- _ABOUT THIS TASK_:
Word for word, reproduce each of the entries.

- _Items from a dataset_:
------------------------------------

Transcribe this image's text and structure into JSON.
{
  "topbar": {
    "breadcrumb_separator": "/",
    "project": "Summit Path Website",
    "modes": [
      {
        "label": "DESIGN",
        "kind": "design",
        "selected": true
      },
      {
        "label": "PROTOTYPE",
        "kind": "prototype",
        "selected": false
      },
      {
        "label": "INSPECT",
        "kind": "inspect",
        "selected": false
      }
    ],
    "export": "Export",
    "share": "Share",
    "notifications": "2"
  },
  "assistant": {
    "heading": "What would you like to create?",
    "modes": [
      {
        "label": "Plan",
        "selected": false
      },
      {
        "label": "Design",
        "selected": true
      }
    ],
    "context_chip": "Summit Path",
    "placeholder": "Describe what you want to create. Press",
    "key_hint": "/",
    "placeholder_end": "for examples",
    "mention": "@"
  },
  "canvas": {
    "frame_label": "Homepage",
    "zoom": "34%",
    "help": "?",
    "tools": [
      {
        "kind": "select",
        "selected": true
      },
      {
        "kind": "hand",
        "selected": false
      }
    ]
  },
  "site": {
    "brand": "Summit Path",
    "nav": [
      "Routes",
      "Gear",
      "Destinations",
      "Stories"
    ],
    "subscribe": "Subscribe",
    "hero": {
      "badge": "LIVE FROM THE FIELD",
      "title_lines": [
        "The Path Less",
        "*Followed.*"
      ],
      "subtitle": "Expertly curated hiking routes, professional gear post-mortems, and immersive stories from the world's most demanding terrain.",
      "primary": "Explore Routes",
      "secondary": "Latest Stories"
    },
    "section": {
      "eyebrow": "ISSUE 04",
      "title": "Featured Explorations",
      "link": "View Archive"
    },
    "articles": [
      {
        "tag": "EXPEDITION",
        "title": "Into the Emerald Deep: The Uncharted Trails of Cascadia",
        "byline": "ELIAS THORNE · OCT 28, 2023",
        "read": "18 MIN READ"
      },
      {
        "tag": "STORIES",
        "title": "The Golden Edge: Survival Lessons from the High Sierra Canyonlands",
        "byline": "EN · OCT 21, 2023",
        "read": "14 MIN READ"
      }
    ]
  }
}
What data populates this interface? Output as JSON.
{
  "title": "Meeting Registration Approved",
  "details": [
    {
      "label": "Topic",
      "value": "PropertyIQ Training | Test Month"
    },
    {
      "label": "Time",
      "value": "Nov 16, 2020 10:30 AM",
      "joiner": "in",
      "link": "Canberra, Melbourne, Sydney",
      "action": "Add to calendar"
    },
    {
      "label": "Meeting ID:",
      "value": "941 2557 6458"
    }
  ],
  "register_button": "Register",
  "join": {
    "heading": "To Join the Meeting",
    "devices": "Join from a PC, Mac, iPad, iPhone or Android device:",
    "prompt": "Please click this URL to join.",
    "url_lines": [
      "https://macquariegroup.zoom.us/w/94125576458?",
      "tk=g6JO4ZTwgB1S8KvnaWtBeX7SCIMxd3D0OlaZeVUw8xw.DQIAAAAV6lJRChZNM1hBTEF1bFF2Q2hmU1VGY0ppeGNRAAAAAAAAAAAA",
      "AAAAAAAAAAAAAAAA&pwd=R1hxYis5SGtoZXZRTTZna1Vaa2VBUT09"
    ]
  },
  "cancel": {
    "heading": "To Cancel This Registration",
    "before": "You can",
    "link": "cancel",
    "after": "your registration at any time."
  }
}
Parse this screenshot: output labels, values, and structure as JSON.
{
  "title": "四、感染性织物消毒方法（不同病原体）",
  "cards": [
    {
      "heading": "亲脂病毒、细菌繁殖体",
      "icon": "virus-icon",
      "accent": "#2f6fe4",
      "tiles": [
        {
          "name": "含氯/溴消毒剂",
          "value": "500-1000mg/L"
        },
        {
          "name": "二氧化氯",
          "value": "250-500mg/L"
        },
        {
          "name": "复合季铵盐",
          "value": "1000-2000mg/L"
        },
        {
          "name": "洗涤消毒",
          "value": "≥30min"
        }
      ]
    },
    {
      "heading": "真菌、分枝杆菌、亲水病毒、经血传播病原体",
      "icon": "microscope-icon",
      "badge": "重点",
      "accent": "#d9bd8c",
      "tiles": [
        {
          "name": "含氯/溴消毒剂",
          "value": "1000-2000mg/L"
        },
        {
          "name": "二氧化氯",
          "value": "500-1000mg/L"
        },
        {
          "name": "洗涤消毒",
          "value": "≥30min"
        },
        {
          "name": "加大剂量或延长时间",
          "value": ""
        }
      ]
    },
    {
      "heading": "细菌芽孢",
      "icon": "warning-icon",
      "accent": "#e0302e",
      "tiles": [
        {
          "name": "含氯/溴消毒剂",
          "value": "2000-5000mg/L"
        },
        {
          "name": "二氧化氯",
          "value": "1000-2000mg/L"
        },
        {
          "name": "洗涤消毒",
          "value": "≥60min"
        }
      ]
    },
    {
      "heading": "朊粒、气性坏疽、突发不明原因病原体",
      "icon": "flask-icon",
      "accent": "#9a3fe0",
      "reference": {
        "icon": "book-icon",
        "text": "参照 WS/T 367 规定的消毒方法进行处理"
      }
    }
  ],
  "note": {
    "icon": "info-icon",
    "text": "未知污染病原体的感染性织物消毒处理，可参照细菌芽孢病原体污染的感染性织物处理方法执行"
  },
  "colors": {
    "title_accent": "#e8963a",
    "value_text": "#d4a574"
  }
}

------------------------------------

- _ANSWER BOX_:
Transcribe this image's text and structure into JSON.
{
  "topbar": {
    "breadcrumb_separator": "/",
    "project": "Summit Path Website",
    "modes": [
      {
        "label": "DESIGN",
        "kind": "design",
        "selected": true
      },
      {
        "label": "PROTOTYPE",
        "kind": "prototype",
        "selected": false
      },
      {
        "label": "INSPECT",
        "kind": "inspect",
        "selected": false
      }
    ],
    "export": "Export",
    "share": "Share",
    "notifications": "2"
  },
  "assistant": {
    "heading": "What would you like to create?",
    "modes": [
      {
        "label": "Plan",
        "selected": false
      },
      {
        "label": "Design",
        "selected": true
      }
    ],
    "context_chip": "Summit Path",
    "placeholder": "Describe what you want to create. Press",
    "key_hint": "/",
    "placeholder_end": "for examples",
    "mention": "@"
  },
  "canvas": {
    "frame_label": "Homepage",
    "zoom": "34%",
    "help": "?",
    "tools": [
      {
        "kind": "select",
        "selected": true
      },
      {
        "kind": "hand",
        "selected": false
      }
    ]
  },
  "site": {
    "brand": "Summit Path",
    "nav": [
      "Routes",
      "Gear",
      "Destinations",
      "Stories"
    ],
    "subscribe": "Subscribe",
    "hero": {
      "badge": "LIVE FROM THE FIELD",
      "title_lines": [
        "The Path Less",
        "*Followed.*"
      ],
      "subtitle": "Expertly curated hiking routes, professional gear post-mortems, and immersive stories from the world's most demanding terrain.",
      "primary": "Explore Routes",
      "secondary": "Latest Stories"
    },
    "section": {
      "eyebrow": "ISSUE 04",
      "title": "Featured Explorations",
      "link": "View Archive"
    },
    "articles": [
      {
        "tag": "EXPEDITION",
        "title": "Into the Emerald Deep: The Uncharted Trails of Cascadia",
        "byline": "ELIAS THORNE · OCT 28, 2023",
        "read": "18 MIN READ"
      },
      {
        "tag": "STORIES",
        "title": "The Golden Edge: Survival Lessons from the High Sierra Canyonlands",
        "byline": "EN · OCT 21, 2023",
        "read": "14 MIN READ"
      }
    ]
  }
}
What data populates this interface? Output as JSON.
{
  "title": "Meeting Registration Approved",
  "details": [
    {
      "label": "Topic",
      "value": "PropertyIQ Training | Test Month"
    },
    {
      "label": "Time",
      "value": "Nov 16, 2020 10:30 AM",
      "joiner": "in",
      "link": "Canberra, Melbourne, Sydney",
      "action": "Add to calendar"
    },
    {
      "label": "Meeting ID:",
      "value": "941 2557 6458"
    }
  ],
  "register_button": "Register",
  "join": {
    "heading": "To Join the Meeting",
    "devices": "Join from a PC, Mac, iPad, iPhone or Android device:",
    "prompt": "Please click this URL to join.",
    "url_lines": [
      "https://macquariegroup.zoom.us/w/94125576458?",
      "tk=g6JO4ZTwgB1S8KvnaWtBeX7SCIMxd3D0OlaZeVUw8xw.DQIAAAAV6lJRChZNM1hBTEF1bFF2Q2hmU1VGY0ppeGNRAAAAAAAAAAAA",
      "AAAAAAAAAAAAAAAA&pwd=R1hxYis5SGtoZXZRTTZna1Vaa2VBUT09"
    ]
  },
  "cancel": {
    "heading": "To Cancel This Registration",
    "before": "You can",
    "link": "cancel",
    "after": "your registration at any time."
  }
}
Parse this screenshot: output labels, values, and structure as JSON.
{
  "title": "四、感染性织物消毒方法（不同病原体）",
  "cards": [
    {
      "heading": "亲脂病毒、细菌繁殖体",
      "icon": "virus-icon",
      "accent": "#2f6fe4",
      "tiles": [
        {
          "name": "含氯/溴消毒剂",
          "value": "500-1000mg/L"
        },
        {
          "name": "二氧化氯",
          "value": "250-500mg/L"
        },
        {
          "name": "复合季铵盐",
          "value": "1000-2000mg/L"
        },
        {
          "name": "洗涤消毒",
          "value": "≥30min"
        }
      ]
    },
    {
      "heading": "真菌、分枝杆菌、亲水病毒、经血传播病原体",
      "icon": "microscope-icon",
      "badge": "重点",
      "accent": "#d9bd8c",
      "tiles": [
        {
          "name": "含氯/溴消毒剂",
          "value": "1000-2000mg/L"
        },
        {
          "name": "二氧化氯",
          "value": "500-1000mg/L"
        },
        {
          "name": "洗涤消毒",
          "value": "≥30min"
        },
        {
          "name": "加大剂量或延长时间",
          "value": ""
        }
      ]
    },
    {
      "heading": "细菌芽孢",
      "icon": "warning-icon",
      "accent": "#e0302e",
      "tiles": [
        {
          "name": "含氯/溴消毒剂",
          "value": "2000-5000mg/L"
        },
        {
          "name": "二氧化氯",
          "value": "1000-2000mg/L"
        },
        {
          "name": "洗涤消毒",
          "value": "≥60min"
        }
      ]
    },
    {
      "heading": "朊粒、气性坏疽、突发不明原因病原体",
      "icon": "flask-icon",
      "accent": "#9a3fe0",
      "reference": {
        "icon": "book-icon",
        "text": "参照 WS/T 367 规定的消毒方法进行处理"
      }
    }
  ],
  "note": {
    "icon": "info-icon",
    "text": "未知污染病原体的感染性织物消毒处理，可参照细菌芽孢病原体污染的感染性织物处理方法执行"
  },
  "colors": {
    "title_accent": "#e8963a",
    "value_text": "#d4a574"
  }
}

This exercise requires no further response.